This letter allows them to provide the information requested by or will be required by the upcoming Auditor (the prospective Auditor).
The company might change its auditor every year, every three years, or sometimes every five years.
It depends on the company policy and regulations in the jurisdiction in which the company operates.
If a client wants to change Auditor, before accepting the engagement with their client, the upcoming Auditor typically requests the client to prepare the letter of content to the current or previous Auditor that they are going to change or have changed the Auditor.
The letter also informs the current or previous Auditor that the upcoming Auditor will request or ask for their information.
And if it is the case, then the letter is given them the mandate to provide the information or document to the upcoming.
Normally, the upcoming Auditor will send the professional clearance letter to the previous Auditor.
The information that upcoming auditors want to clarify includes why they are changing and resigning if any, any problem they face during their audit, any reason that upcoming Auditors should not accept the engagement, etc.
What should be included auditor’s letter of consent?
An auditor’s letter of consent typically includes the following information: the name and signature of the auditor, an affirmation that they are qualified to audit the company following applicable standards, a description of their scope of work, a statement that they consent to be named as an auditor in documents filed with regulatory authorities, and any other important details necessary for the auditing process.
Additionally, in some cases, such as for publicly traded companies or regulated industries, additional requirements may be included in the consent letter.
Upon the request from prospective Auditors and generally at the pre-accept stage of the audit engagement.

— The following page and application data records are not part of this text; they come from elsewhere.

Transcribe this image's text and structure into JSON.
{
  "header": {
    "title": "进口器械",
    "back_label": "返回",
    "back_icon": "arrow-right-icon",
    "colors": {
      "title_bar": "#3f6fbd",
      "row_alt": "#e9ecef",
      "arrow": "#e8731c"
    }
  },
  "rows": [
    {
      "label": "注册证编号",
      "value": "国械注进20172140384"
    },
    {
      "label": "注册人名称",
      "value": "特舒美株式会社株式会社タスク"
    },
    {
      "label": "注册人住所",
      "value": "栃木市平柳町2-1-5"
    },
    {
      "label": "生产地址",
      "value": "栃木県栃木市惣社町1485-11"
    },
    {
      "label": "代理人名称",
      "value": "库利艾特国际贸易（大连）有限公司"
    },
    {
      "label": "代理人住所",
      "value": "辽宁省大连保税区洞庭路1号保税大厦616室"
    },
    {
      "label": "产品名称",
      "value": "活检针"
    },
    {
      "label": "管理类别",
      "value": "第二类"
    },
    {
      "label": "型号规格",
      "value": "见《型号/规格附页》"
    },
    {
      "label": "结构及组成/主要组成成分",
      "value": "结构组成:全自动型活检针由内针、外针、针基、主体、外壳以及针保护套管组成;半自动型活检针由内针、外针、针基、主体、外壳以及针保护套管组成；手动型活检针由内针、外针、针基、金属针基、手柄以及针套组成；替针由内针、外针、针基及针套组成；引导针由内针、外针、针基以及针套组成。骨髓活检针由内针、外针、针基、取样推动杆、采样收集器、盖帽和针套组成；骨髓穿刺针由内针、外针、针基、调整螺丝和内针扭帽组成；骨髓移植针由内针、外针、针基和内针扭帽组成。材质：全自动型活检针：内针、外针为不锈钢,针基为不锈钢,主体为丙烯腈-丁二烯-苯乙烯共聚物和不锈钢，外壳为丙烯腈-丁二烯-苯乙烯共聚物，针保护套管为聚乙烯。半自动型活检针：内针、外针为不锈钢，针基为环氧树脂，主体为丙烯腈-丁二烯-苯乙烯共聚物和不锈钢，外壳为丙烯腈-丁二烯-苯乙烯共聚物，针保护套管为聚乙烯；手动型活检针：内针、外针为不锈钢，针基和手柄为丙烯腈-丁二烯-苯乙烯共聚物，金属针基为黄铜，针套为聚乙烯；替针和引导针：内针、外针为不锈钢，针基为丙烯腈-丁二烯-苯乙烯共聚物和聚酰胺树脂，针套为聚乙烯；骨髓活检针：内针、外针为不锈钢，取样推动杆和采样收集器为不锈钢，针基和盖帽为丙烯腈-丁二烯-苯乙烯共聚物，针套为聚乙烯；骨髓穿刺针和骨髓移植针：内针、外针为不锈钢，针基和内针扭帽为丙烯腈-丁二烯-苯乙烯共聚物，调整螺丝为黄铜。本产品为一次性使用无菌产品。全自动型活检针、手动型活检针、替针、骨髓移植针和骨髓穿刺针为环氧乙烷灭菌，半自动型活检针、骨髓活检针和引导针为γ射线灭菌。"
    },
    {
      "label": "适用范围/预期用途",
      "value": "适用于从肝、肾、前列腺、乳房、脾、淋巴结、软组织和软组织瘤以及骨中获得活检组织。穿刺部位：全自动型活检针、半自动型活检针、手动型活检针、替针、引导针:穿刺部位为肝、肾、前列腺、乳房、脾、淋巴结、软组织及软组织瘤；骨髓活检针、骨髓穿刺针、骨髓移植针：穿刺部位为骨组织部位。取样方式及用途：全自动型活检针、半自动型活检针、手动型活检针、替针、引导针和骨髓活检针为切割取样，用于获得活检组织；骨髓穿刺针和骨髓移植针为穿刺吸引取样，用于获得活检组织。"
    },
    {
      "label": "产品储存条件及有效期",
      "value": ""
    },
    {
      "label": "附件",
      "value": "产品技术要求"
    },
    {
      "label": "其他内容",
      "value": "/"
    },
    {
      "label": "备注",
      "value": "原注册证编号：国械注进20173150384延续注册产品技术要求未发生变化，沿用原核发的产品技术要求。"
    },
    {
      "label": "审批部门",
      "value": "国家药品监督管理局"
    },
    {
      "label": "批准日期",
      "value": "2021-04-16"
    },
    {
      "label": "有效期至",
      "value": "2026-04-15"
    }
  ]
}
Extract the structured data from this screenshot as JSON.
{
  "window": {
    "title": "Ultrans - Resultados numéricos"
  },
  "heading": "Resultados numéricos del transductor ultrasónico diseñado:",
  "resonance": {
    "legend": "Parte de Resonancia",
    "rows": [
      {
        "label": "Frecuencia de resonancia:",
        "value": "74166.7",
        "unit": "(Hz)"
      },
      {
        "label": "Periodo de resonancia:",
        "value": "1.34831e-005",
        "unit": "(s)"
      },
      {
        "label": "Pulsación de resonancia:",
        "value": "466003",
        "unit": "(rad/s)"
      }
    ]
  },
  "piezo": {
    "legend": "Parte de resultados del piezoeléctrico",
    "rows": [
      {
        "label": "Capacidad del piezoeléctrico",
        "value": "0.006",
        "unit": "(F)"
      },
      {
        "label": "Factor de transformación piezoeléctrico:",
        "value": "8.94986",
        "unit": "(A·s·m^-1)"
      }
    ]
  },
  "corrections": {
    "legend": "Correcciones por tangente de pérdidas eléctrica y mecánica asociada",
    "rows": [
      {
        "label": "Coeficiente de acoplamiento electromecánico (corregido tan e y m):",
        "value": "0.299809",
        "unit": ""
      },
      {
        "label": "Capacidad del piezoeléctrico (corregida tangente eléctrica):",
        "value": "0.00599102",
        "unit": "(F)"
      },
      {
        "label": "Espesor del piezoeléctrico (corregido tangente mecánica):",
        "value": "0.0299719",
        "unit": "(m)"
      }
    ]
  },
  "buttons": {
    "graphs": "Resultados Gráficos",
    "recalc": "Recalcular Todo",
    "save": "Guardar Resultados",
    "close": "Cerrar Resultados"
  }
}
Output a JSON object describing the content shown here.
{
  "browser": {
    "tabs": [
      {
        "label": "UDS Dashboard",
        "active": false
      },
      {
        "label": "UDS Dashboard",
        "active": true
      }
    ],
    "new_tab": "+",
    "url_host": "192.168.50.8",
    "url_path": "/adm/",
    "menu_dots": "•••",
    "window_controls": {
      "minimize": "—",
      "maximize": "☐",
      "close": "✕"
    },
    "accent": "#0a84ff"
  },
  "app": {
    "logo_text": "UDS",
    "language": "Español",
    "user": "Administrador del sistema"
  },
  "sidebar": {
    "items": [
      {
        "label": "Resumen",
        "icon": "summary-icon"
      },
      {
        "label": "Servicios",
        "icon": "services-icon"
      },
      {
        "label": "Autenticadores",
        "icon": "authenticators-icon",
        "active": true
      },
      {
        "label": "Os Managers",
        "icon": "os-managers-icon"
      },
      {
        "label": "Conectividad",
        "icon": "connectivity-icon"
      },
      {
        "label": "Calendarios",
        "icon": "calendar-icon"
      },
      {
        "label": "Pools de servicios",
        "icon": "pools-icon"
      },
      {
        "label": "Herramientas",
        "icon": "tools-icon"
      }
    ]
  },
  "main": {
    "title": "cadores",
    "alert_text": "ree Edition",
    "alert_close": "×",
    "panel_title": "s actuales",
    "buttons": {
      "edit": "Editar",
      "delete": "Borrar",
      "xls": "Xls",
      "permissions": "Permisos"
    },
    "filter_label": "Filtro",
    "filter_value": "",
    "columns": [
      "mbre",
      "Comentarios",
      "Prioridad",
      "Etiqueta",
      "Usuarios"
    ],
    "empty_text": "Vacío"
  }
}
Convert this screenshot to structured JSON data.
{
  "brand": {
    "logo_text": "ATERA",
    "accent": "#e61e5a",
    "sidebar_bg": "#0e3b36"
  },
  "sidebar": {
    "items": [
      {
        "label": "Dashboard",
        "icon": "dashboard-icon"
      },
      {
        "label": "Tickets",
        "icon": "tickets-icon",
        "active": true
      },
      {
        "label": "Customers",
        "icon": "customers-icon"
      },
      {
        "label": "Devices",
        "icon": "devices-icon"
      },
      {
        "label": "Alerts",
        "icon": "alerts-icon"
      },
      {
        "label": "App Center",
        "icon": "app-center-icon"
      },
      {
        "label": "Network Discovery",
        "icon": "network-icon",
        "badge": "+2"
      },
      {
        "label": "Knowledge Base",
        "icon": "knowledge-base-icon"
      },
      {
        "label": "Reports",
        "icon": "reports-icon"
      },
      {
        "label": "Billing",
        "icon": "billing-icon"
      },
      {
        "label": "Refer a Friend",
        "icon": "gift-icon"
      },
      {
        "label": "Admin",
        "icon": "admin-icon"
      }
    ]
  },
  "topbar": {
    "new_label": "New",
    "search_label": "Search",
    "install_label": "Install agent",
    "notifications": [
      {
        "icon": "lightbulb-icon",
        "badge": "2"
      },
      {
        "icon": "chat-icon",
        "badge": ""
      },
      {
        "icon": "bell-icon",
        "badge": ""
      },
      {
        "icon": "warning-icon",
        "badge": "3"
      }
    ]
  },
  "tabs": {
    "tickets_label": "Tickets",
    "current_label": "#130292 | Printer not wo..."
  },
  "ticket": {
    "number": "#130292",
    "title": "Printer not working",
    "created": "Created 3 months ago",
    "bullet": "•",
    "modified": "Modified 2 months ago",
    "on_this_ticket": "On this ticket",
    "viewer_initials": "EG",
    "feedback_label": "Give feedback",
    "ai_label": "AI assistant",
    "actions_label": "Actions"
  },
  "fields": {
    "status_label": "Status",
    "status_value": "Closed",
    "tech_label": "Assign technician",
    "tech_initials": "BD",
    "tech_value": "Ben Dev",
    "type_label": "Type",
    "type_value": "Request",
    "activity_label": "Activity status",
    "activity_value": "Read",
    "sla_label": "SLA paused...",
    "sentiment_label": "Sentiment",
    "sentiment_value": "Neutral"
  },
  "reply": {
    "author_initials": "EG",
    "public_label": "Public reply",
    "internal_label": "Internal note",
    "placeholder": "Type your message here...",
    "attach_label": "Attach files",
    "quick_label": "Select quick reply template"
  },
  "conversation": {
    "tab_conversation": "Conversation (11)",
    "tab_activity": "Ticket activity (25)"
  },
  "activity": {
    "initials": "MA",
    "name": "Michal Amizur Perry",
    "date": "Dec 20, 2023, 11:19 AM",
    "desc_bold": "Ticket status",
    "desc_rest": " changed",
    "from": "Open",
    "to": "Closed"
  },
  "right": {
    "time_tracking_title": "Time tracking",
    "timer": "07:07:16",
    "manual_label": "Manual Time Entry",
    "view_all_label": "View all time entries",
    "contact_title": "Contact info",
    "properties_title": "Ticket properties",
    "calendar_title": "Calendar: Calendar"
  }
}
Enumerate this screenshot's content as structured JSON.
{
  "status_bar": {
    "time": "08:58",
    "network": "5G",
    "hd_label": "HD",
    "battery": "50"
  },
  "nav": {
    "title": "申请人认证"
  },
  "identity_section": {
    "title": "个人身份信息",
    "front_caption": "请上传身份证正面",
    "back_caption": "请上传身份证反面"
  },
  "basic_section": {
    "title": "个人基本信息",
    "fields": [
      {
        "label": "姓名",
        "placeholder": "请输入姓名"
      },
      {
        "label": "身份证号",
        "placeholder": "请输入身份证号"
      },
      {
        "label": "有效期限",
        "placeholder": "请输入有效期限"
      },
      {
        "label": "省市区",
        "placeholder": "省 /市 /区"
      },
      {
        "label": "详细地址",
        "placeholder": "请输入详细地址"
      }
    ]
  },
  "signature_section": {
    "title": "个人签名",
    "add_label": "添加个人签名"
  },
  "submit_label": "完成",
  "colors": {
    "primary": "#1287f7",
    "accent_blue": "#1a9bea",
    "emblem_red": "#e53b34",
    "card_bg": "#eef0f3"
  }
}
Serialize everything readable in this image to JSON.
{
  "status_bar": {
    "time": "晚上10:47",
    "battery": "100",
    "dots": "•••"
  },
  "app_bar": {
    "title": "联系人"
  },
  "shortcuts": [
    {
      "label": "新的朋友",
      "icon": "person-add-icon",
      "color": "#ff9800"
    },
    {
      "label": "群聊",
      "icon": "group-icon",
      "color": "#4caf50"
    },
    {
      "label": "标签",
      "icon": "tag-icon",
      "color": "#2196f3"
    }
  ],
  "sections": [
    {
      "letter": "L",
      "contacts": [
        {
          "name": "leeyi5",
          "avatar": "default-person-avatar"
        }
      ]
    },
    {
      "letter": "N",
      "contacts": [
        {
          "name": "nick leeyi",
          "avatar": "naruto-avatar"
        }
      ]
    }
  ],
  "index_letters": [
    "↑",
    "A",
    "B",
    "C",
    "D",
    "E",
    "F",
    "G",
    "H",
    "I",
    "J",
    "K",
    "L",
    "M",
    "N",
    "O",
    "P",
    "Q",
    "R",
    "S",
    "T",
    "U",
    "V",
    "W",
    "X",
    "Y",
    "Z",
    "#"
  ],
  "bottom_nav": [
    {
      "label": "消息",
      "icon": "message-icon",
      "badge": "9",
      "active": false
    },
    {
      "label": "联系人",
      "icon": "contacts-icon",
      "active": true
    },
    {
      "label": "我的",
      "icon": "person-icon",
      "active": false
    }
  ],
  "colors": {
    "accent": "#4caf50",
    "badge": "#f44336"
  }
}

To mandate an outgoing auditor to respond to the request of the coming auditor.
The letter is prepared by the client and sent to the outgoing auditor.